[Task prompt] Present each line of the entries below that holds the word "JSON".

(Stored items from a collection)
· · · · · · ·

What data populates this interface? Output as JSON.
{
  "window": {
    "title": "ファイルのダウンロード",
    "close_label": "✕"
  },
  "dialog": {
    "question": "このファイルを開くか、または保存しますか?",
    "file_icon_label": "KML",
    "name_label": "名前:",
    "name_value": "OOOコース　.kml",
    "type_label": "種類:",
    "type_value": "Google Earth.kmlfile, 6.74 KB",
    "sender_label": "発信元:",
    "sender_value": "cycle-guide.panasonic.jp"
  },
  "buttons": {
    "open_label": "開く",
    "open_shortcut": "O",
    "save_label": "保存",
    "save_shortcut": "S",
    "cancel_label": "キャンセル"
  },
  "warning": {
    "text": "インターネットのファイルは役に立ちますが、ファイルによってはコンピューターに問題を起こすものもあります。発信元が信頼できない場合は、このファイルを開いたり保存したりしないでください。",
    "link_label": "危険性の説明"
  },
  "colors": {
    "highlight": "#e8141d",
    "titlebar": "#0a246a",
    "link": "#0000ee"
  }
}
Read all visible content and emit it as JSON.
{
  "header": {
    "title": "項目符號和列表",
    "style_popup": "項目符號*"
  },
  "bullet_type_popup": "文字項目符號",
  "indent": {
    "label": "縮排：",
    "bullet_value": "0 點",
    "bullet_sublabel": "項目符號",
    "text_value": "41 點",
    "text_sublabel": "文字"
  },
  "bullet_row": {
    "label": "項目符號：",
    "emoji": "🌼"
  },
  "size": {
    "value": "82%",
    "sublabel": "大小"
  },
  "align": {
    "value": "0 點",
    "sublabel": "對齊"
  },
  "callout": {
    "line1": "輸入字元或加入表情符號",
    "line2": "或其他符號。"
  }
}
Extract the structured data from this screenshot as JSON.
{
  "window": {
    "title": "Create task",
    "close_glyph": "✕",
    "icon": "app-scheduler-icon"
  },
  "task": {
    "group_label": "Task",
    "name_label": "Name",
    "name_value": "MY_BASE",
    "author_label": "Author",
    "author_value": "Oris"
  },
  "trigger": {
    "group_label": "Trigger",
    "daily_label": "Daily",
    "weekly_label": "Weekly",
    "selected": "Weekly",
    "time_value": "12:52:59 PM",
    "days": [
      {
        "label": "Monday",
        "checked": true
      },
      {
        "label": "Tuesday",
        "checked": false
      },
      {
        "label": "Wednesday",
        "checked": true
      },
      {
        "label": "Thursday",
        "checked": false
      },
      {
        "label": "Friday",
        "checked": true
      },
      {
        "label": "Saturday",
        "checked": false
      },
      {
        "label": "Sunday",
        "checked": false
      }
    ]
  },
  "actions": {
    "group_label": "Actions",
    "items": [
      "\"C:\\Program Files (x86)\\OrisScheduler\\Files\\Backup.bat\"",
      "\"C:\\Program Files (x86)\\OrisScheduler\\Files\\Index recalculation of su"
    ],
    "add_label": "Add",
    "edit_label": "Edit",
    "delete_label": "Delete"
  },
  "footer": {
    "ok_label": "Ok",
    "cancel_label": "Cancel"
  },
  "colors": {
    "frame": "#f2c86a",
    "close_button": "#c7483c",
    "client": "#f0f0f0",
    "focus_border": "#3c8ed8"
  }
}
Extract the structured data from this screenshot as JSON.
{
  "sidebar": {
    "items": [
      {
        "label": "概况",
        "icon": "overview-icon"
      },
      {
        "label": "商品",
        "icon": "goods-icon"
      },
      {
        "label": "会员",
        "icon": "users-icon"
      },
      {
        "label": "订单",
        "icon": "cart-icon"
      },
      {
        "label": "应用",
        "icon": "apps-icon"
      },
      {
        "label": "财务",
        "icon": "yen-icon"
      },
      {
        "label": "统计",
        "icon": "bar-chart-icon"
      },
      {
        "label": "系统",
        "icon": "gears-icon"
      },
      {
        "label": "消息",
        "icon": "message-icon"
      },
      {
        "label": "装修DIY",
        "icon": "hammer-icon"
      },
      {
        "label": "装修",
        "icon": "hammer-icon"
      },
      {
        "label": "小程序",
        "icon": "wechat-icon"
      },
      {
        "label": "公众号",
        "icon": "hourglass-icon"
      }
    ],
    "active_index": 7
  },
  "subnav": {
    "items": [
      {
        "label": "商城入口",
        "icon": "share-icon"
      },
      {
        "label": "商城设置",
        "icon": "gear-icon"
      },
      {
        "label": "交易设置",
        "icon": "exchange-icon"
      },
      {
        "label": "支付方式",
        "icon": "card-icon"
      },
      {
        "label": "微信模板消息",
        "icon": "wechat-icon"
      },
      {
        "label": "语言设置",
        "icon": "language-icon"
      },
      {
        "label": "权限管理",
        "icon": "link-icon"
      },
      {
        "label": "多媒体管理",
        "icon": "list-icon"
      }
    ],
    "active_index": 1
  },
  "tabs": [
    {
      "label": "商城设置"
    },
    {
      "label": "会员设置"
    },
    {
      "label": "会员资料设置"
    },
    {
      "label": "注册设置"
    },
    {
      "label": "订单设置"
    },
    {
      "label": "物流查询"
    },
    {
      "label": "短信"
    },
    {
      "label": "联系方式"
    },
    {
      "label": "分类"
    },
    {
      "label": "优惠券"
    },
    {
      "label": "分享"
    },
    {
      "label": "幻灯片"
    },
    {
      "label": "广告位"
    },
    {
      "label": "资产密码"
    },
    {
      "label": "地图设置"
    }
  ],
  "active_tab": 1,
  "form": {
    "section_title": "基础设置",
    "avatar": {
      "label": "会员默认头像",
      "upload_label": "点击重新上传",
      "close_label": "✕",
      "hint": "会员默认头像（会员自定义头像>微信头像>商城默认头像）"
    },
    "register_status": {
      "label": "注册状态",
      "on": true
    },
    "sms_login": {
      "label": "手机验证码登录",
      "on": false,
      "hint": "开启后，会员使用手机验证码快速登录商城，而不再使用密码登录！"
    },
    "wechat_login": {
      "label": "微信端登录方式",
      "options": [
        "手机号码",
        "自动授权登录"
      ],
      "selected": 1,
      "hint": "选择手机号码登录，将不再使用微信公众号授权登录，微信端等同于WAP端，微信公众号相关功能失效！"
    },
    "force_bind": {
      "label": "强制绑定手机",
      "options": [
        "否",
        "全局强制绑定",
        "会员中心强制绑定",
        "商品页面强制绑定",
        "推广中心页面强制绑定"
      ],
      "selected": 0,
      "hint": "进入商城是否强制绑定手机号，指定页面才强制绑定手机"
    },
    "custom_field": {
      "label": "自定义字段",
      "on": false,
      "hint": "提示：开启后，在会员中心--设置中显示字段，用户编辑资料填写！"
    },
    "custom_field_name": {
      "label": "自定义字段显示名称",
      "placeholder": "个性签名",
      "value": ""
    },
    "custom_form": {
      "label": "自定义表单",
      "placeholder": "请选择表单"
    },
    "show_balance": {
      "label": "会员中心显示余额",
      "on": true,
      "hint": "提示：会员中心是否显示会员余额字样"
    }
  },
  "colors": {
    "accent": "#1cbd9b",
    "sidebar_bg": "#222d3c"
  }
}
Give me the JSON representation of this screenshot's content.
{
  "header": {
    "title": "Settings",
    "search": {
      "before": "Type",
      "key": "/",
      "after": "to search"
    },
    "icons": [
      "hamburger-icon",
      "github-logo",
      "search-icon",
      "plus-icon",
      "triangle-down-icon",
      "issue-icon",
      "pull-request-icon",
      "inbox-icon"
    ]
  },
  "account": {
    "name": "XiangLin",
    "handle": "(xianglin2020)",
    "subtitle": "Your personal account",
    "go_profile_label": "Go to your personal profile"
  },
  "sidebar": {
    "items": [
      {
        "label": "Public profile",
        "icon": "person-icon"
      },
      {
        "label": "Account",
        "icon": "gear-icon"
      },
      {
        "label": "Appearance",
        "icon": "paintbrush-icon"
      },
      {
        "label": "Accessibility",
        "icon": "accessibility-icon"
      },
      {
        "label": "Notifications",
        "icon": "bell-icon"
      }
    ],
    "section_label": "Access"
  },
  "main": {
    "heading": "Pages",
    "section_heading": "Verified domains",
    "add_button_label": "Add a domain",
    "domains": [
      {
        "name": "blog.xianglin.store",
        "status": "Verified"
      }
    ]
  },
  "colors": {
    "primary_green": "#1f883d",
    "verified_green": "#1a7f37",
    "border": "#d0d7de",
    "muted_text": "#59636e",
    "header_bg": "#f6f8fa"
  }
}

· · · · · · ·

[Output for this task]
What data populates this interface? Output as JSON.
Read all visible content and emit it as JSON.
Extract the structured data from this screenshot as JSON.
Extract the structured data from this screenshot as JSON.
Give me the JSON representation of this screenshot's content.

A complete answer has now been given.